"Corn producers in Iowa, oyster growers in Washington state and maple syrup producers in Vermont are all observing climate-related changes that are outside of recent experience."
More severe storms, higher temperatures
The report looks at regional and state-level effects of global warming, compared with recent reports from the UN that lumped all of North America together.
"One of the things this report is tries to do is...try to explain to the person on the street that this is happening now and it’s going to get worse," Jacoby said in an interview with CBC's The Lang & O'Leary Exchange.
He points to a range of impacts of global warming that people see everyday, from the change in the growing season, to extreme heat, severe Atlantic storms and drought in some areas. These changes are far more than just variable weather, he said.
"If you look at what’s happening to the Arctic ice at your northern border, you are seeing changes to the ice like you haven’t seen in hundreds of years. We’re seeing change on a scale that’s going beyond variability," Jacoby said.

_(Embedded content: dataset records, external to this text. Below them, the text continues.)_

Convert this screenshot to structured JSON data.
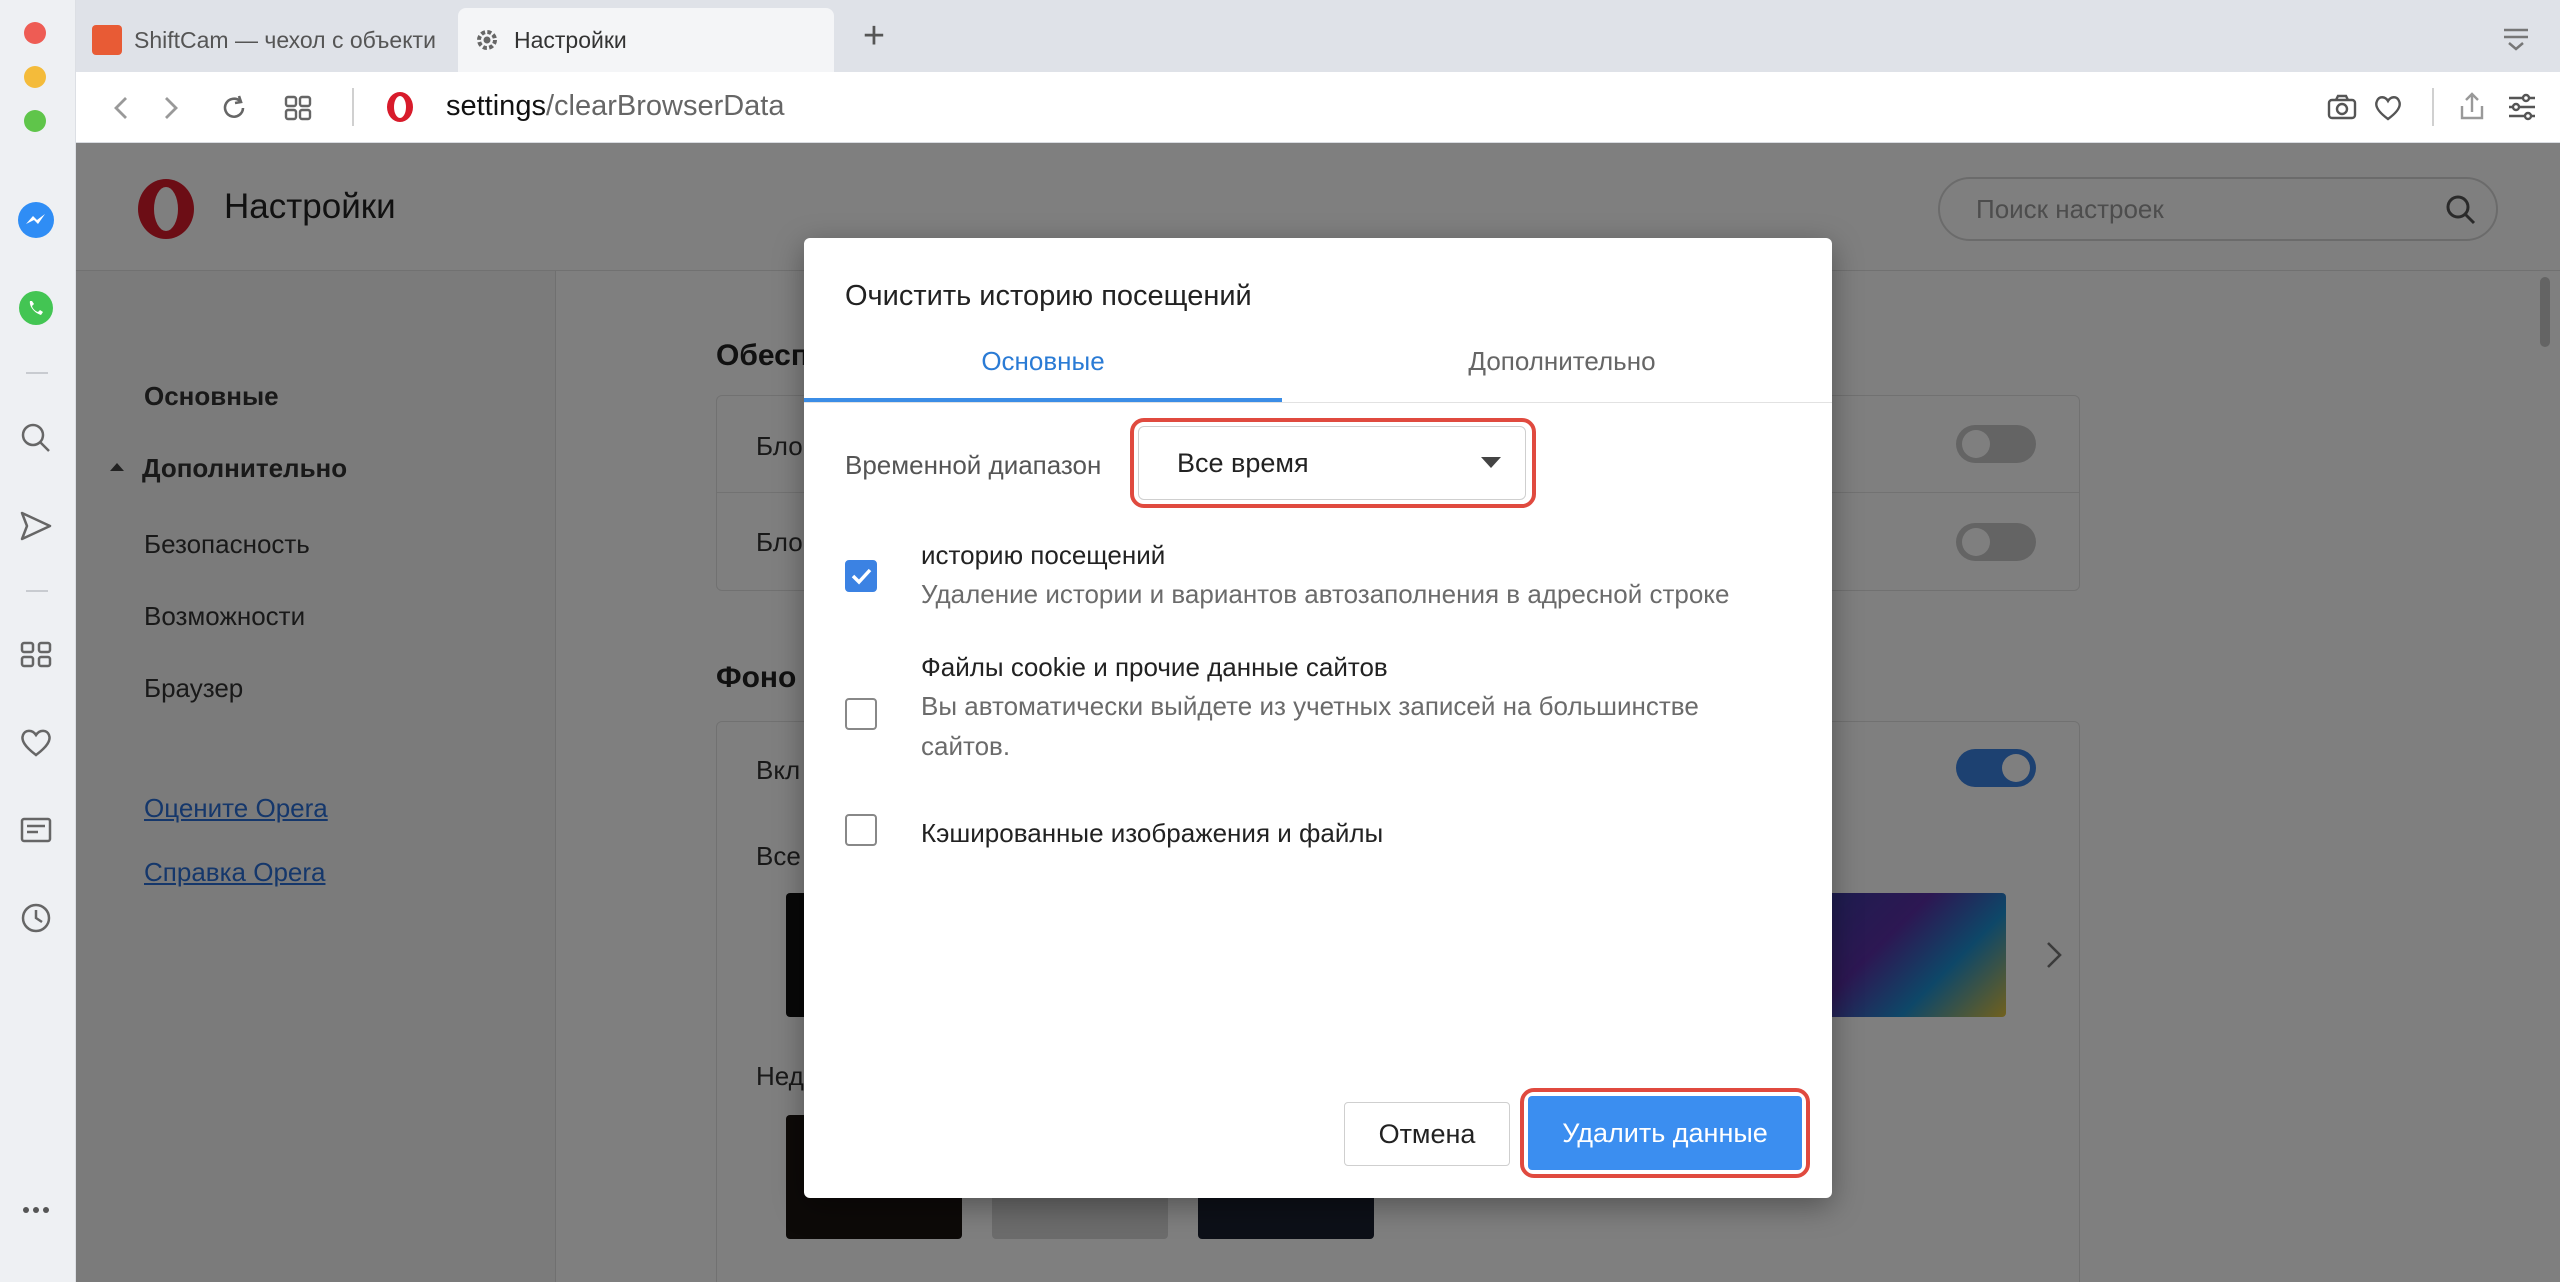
{
  "browser": {
    "tabs": [
      {
        "title": "ShiftCam — чехол с объекти",
        "favicon": "lifehacker-favicon"
      },
      {
        "title": "Настройки",
        "favicon": "gear-icon"
      }
    ],
    "new_tab_glyph": "+",
    "url_host": "settings",
    "url_path": "/clearBrowserData"
  },
  "settings_page": {
    "title": "Настройки",
    "search_placeholder": "Поиск настроек",
    "nav": {
      "basic": "Основные",
      "advanced": "Дополнительно",
      "security": "Безопасность",
      "features": "Возможности",
      "browser": "Браузер",
      "rate_link": "Оцените Opera",
      "help_link": "Справка Opera"
    },
    "background_fragments": {
      "section1": "Обесп",
      "row1": "Бло",
      "row2": "Бло",
      "section2": "Фоно",
      "row3": "Вкл",
      "row4": "Все",
      "row5": "Нед"
    }
  },
  "dialog": {
    "title": "Очистить историю посещений",
    "tabs": {
      "basic": "Основные",
      "advanced": "Дополнительно"
    },
    "time_range_label": "Временной диапазон",
    "time_range_value": "Все время",
    "options": [
      {
        "title": "историю посещений",
        "description": "Удаление истории и вариантов автозаполнения в адресной строке",
        "checked": true
      },
      {
        "title": "Файлы cookie и прочие данные сайтов",
        "description": "Вы автоматически выйдете из учетных записей на большинстве сайтов.",
        "checked": false
      },
      {
        "title": "Кэшированные изображения и файлы",
        "description": "",
        "checked": false
      }
    ],
    "cancel_label": "Отмена",
    "delete_label": "Удалить данные"
  },
  "colors": {
    "accent": "#3b8ef0",
    "highlight_ring": "#e04a3f",
    "opera_red": "#d81b2b"
  }
}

A draft of the report was released in January 2013, but this version has been reviewed by more scientists, the National Academy of Science and 13 government agencies and had public comment.
It is written in a bit more simple language so people could realize "that there's a new source of risk in their lives," said study lead author Gary Yohe of Wesleyan University in Connecticut.
Corn producers in Iowa, oyster growers in Washington state and maple syrup producers in Vermont are all observing climate-related changes that are outside of recent experience.-U.S. draft 2014 climate assessment report
Even though the nation's average temperature has risen by as much as 1.9 degrees since record keeping began in 1895, it's in the big, wild weather where the average person feels climate change the most, said co-author Katharine Hayhoe, a Texas Tech University climate scientist.
Extreme weather like droughts, storms and heat waves hit us in the pocketbooks and can be seen by our own eyes, she said.
And it's happening a lot more often lately.
The report says the intensity, frequency and duration of the strongest Atlantic hurricanes have increased since the early 1980s, but it is still uncertain how much of that is from man-made warming.
Winter storms have increased in frequency and intensity and shifted northward since the 1950s, it says. Also, heavy downpours are increasing — by 71 per cent in the northeast.
Heat waves, such as those in Texas in 2011 and the Midwest in 2012, are projected to intensify nationwide. Droughts in the southwest are expected to get stronger. Sea level has risen 20 centimetres since 1880 and is projected to rise between 0.3 meters and 1.2 metres by 2100.
Since January 2010, 43 of the lower 48 states have set at least one monthly record for heat, such as California having its warmest January on record this year. In the past 51 months, states have set 80 monthly records for heat, 33 records for being too wet, 12 for lack of rain and just three for cold, according to an Associated Press analysis of federal weather records.
"We're being hit hard," Hayhoe said, comparing America to a boxer. "We're holding steady, and we're getting hit in the jaw. We're starting to recover from one punch, and another punch comes."
The report also says "climate change threatens human health and well-being in many ways."
Those include smoke-filled air from more wildfires, smoggy air from pollution, more diseases from tainted food, water, mosquitoes and ticks.
And then there's more pollen because of warming weather and the effects of carbon dioxide on plants. Ragweed pollen season has lengthened by 24 days in the Minnesota-North Dakota region between 1995 and 2011, the report says. In other parts of the Midwest, the pollen season has gotten longer by anywhere from 11 days to 20 days.
And all this will come with a hefty cost, the report says.
Flooding alone may cost $325 billion by the year 2100 in one of the worst-case scenarios, with $130 billion of that in Florida, the report says. Already the droughts and heat waves of 2011 and 2012 added about $10 billion to farm costs, the report says.
Billion-dollar weather disasters have hit everywhere across the nation, but have hit Texas, Oklahoma and the southeast most often, the report says.
With files from Reuters